- _SUPPLIED MATERIAL_:
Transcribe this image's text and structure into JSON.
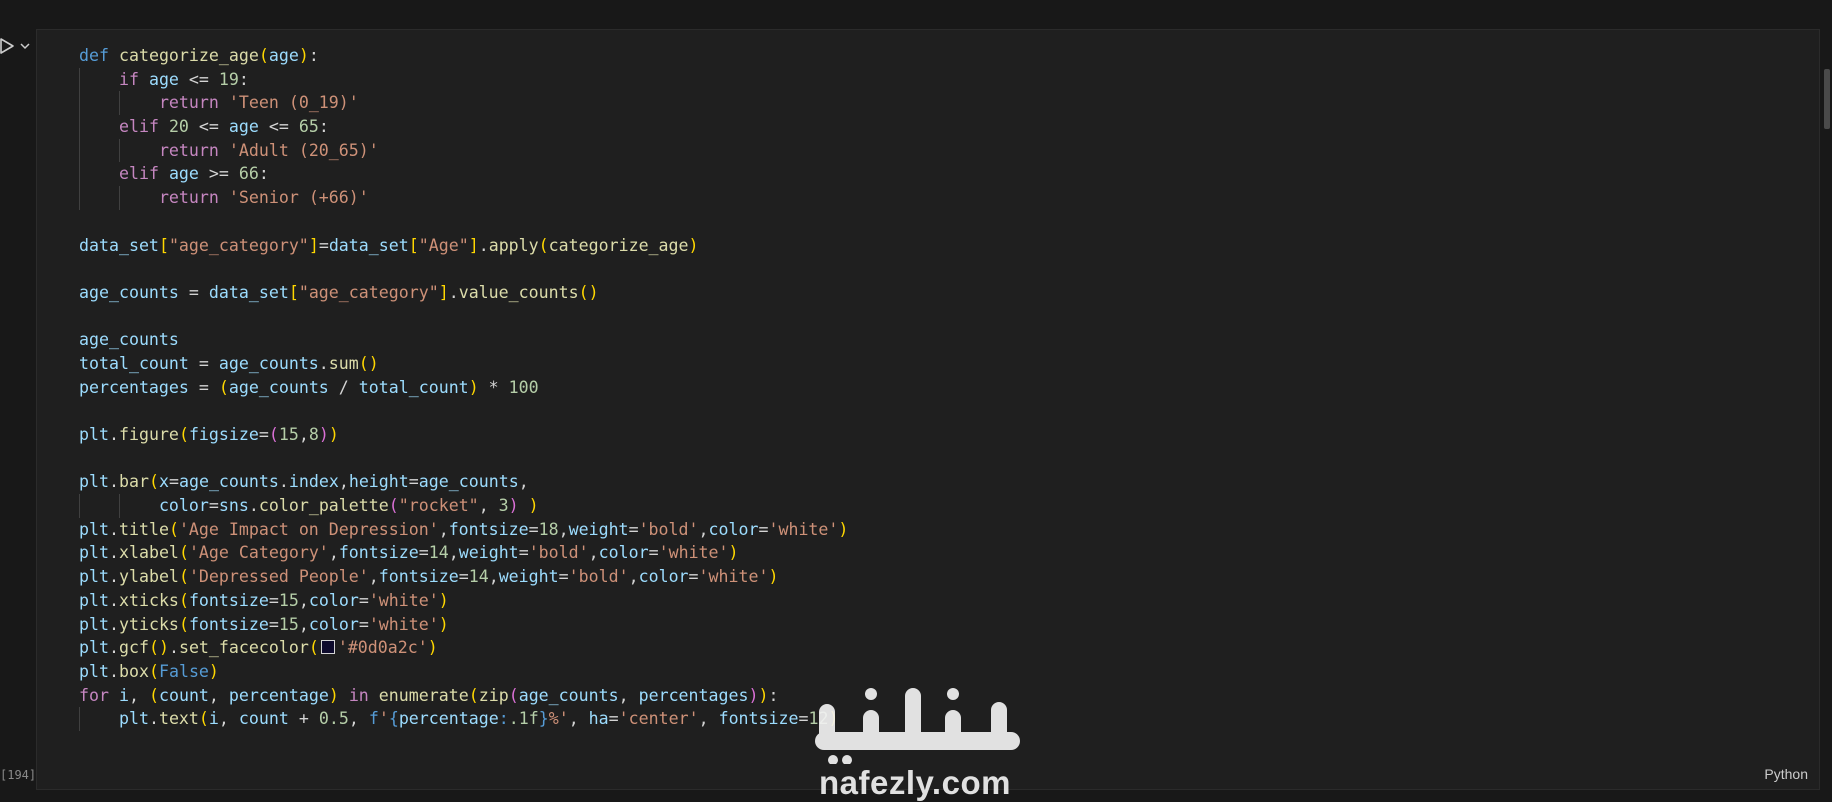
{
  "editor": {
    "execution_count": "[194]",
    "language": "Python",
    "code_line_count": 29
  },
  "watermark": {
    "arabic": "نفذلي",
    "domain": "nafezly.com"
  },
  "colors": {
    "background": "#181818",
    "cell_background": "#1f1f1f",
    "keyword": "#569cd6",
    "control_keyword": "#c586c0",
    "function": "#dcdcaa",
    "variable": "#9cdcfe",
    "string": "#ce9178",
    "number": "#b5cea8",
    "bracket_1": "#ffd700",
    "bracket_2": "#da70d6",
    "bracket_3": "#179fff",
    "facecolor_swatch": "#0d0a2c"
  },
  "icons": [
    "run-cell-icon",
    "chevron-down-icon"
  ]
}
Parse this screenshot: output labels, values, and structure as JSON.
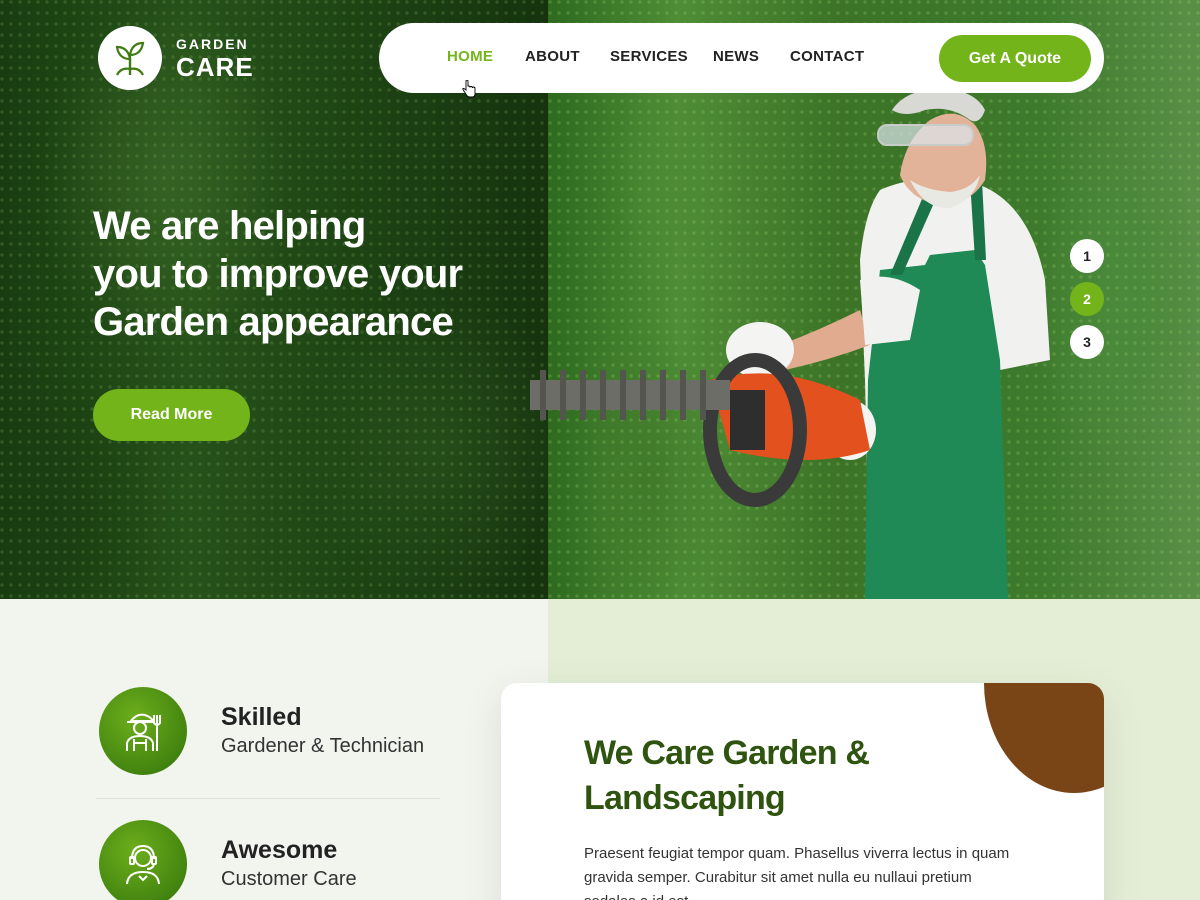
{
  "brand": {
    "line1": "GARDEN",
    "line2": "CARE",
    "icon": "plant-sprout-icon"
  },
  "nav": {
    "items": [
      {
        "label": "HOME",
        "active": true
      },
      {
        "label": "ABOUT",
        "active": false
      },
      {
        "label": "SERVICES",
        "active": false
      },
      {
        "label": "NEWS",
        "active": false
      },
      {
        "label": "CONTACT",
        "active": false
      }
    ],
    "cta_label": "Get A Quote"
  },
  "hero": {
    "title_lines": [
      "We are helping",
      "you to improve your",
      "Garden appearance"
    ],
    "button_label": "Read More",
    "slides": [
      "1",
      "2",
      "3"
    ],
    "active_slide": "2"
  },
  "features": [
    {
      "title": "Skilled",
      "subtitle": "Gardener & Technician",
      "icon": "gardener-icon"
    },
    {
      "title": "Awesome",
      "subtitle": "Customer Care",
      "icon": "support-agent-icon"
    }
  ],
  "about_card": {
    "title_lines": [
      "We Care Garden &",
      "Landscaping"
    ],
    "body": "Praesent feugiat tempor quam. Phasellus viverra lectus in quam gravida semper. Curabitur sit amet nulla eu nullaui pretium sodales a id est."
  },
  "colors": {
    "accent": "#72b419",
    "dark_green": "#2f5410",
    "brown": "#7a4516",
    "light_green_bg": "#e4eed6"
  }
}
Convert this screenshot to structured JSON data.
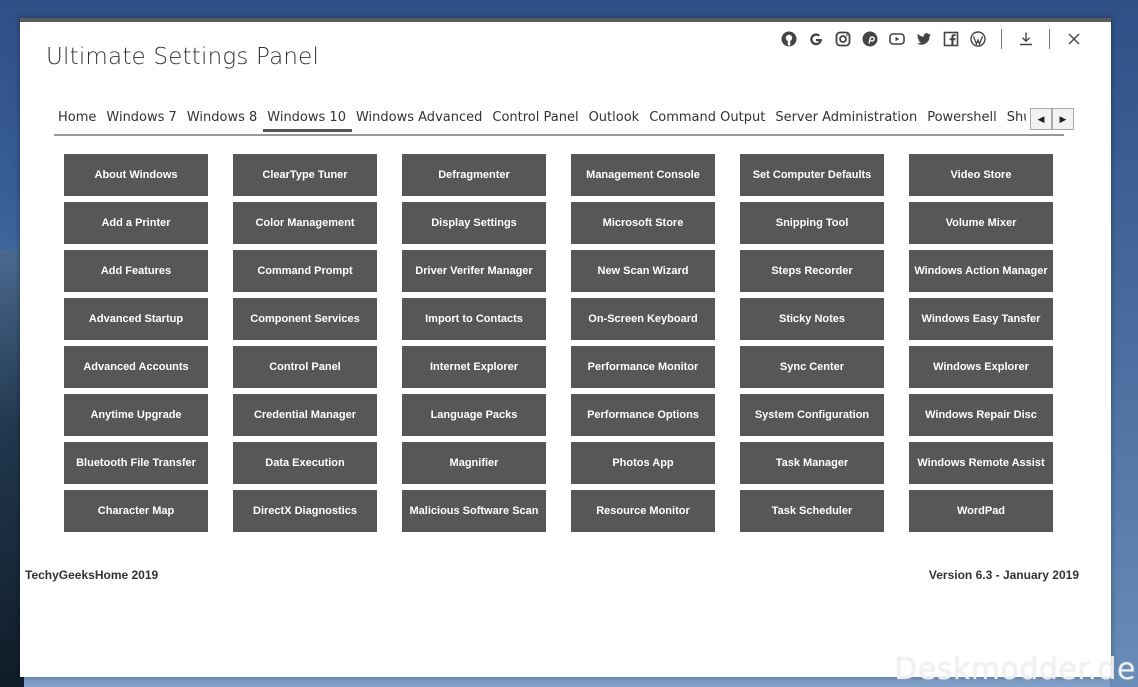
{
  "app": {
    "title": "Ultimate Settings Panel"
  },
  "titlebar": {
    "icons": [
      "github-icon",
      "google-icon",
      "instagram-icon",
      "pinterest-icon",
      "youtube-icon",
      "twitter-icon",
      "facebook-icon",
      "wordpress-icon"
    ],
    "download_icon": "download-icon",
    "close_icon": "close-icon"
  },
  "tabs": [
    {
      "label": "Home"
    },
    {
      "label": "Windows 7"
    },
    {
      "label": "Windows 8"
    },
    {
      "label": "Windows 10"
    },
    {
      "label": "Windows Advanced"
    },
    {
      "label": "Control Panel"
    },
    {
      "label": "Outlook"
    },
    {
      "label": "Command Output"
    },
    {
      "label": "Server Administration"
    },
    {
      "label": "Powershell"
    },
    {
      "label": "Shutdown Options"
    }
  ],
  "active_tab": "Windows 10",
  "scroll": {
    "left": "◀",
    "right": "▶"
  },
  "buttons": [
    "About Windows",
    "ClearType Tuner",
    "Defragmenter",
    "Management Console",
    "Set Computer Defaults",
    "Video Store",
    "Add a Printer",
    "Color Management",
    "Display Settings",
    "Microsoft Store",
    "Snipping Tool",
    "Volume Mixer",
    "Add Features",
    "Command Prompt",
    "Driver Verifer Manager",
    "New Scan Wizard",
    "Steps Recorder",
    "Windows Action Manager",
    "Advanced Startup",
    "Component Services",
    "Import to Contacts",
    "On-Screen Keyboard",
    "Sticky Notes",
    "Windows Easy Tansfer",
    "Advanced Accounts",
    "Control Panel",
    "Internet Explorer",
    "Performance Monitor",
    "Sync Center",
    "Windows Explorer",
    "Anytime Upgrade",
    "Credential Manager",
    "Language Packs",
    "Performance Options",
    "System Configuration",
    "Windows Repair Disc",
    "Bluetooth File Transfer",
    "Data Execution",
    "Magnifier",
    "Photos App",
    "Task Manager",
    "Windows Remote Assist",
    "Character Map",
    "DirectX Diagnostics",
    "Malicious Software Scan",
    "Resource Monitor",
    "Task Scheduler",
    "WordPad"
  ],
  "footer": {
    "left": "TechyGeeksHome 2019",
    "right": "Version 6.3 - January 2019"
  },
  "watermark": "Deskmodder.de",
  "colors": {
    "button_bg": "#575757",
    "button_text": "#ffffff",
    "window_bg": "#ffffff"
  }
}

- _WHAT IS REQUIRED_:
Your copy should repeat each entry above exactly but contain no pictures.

- _WRITTEN RESPONSE_:
Transcribe this image's text and structure into JSON.
{
  "editor": {
    "execution_count": "[194]",
    "language": "Python",
    "code_line_count": 29
  },
  "watermark": {
    "arabic": "نفذلي",
    "domain": "nafezly.com"
  },
  "colors": {
    "background": "#181818",
    "cell_background": "#1f1f1f",
    "keyword": "#569cd6",
    "control_keyword": "#c586c0",
    "function": "#dcdcaa",
    "variable": "#9cdcfe",
    "string": "#ce9178",
    "number": "#b5cea8",
    "bracket_1": "#ffd700",
    "bracket_2": "#da70d6",
    "bracket_3": "#179fff",
    "facecolor_swatch": "#0d0a2c"
  },
  "icons": [
    "run-cell-icon",
    "chevron-down-icon"
  ]
}
Parse this screenshot: output labels, values, and structure as JSON.
{
  "brand": {
    "line1": "GARDEN",
    "line2": "CARE",
    "icon": "plant-sprout-icon"
  },
  "nav": {
    "items": [
      {
        "label": "HOME",
        "active": true
      },
      {
        "label": "ABOUT",
        "active": false
      },
      {
        "label": "SERVICES",
        "active": false
      },
      {
        "label": "NEWS",
        "active": false
      },
      {
        "label": "CONTACT",
        "active": false
      }
    ],
    "cta_label": "Get A Quote"
  },
  "hero": {
    "title_lines": [
      "We are helping",
      "you to improve your",
      "Garden appearance"
    ],
    "button_label": "Read More",
    "slides": [
      "1",
      "2",
      "3"
    ],
    "active_slide": "2"
  },
  "features": [
    {
      "title": "Skilled",
      "subtitle": "Gardener & Technician",
      "icon": "gardener-icon"
    },
    {
      "title": "Awesome",
      "subtitle": "Customer Care",
      "icon": "support-agent-icon"
    }
  ],
  "about_card": {
    "title_lines": [
      "We Care Garden &",
      "Landscaping"
    ],
    "body": "Praesent feugiat tempor quam. Phasellus viverra lectus in quam gravida semper. Curabitur sit amet nulla eu nullaui pretium sodales a id est."
  },
  "colors": {
    "accent": "#72b419",
    "dark_green": "#2f5410",
    "brown": "#7a4516",
    "light_green_bg": "#e4eed6"
  }
}
Convert this screenshot to structured JSON data.
{
  "app": {
    "title": "Ultimate Settings Panel"
  },
  "titlebar": {
    "icons": [
      "github-icon",
      "google-icon",
      "instagram-icon",
      "pinterest-icon",
      "youtube-icon",
      "twitter-icon",
      "facebook-icon",
      "wordpress-icon"
    ],
    "download_icon": "download-icon",
    "close_icon": "close-icon"
  },
  "tabs": [
    {
      "label": "Home"
    },
    {
      "label": "Windows 7"
    },
    {
      "label": "Windows 8"
    },
    {
      "label": "Windows 10"
    },
    {
      "label": "Windows Advanced"
    },
    {
      "label": "Control Panel"
    },
    {
      "label": "Outlook"
    },
    {
      "label": "Command Output"
    },
    {
      "label": "Server Administration"
    },
    {
      "label": "Powershell"
    },
    {
      "label": "Shutdown Options"
    }
  ],
  "active_tab": "Windows 10",
  "scroll": {
    "left": "◀",
    "right": "▶"
  },
  "buttons": [
    "About Windows",
    "ClearType Tuner",
    "Defragmenter",
    "Management Console",
    "Set Computer Defaults",
    "Video Store",
    "Add a Printer",
    "Color Management",
    "Display Settings",
    "Microsoft Store",
    "Snipping Tool",
    "Volume Mixer",
    "Add Features",
    "Command Prompt",
    "Driver Verifer Manager",
    "New Scan Wizard",
    "Steps Recorder",
    "Windows Action Manager",
    "Advanced Startup",
    "Component Services",
    "Import to Contacts",
    "On-Screen Keyboard",
    "Sticky Notes",
    "Windows Easy Tansfer",
    "Advanced Accounts",
    "Control Panel",
    "Internet Explorer",
    "Performance Monitor",
    "Sync Center",
    "Windows Explorer",
    "Anytime Upgrade",
    "Credential Manager",
    "Language Packs",
    "Performance Options",
    "System Configuration",
    "Windows Repair Disc",
    "Bluetooth File Transfer",
    "Data Execution",
    "Magnifier",
    "Photos App",
    "Task Manager",
    "Windows Remote Assist",
    "Character Map",
    "DirectX Diagnostics",
    "Malicious Software Scan",
    "Resource Monitor",
    "Task Scheduler",
    "WordPad"
  ],
  "footer": {
    "left": "TechyGeeksHome 2019",
    "right": "Version 6.3 - January 2019"
  },
  "watermark": "Deskmodder.de",
  "colors": {
    "button_bg": "#575757",
    "button_text": "#ffffff",
    "window_bg": "#ffffff"
  }
}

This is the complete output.